- **What needs to be done**
The listing that follows should be duplicated character for character.

+ + + + +

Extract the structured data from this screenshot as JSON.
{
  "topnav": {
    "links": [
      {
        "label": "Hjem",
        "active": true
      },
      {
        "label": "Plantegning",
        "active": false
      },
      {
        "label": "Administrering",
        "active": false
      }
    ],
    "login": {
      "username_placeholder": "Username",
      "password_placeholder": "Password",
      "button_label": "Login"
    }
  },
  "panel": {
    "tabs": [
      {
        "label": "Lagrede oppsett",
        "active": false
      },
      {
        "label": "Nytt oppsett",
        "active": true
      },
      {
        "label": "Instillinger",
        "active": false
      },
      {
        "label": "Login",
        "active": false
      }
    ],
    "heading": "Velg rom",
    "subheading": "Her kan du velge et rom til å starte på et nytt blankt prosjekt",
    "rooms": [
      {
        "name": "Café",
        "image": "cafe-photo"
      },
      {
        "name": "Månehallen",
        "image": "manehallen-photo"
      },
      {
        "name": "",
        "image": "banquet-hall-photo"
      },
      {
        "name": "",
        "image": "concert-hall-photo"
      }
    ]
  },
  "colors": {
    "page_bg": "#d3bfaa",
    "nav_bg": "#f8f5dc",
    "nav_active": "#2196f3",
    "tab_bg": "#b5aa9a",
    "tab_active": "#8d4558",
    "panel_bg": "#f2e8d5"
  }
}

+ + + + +

- **Response area**
Extract the structured data from this screenshot as JSON.
{
  "topnav": {
    "links": [
      {
        "label": "Hjem",
        "active": true
      },
      {
        "label": "Plantegning",
        "active": false
      },
      {
        "label": "Administrering",
        "active": false
      }
    ],
    "login": {
      "username_placeholder": "Username",
      "password_placeholder": "Password",
      "button_label": "Login"
    }
  },
  "panel": {
    "tabs": [
      {
        "label": "Lagrede oppsett",
        "active": false
      },
      {
        "label": "Nytt oppsett",
        "active": true
      },
      {
        "label": "Instillinger",
        "active": false
      },
      {
        "label": "Login",
        "active": false
      }
    ],
    "heading": "Velg rom",
    "subheading": "Her kan du velge et rom til å starte på et nytt blankt prosjekt",
    "rooms": [
      {
        "name": "Café",
        "image": "cafe-photo"
      },
      {
        "name": "Månehallen",
        "image": "manehallen-photo"
      },
      {
        "name": "",
        "image": "banquet-hall-photo"
      },
      {
        "name": "",
        "image": "concert-hall-photo"
      }
    ]
  },
  "colors": {
    "page_bg": "#d3bfaa",
    "nav_bg": "#f8f5dc",
    "nav_active": "#2196f3",
    "tab_bg": "#b5aa9a",
    "tab_active": "#8d4558",
    "panel_bg": "#f2e8d5"
  }
}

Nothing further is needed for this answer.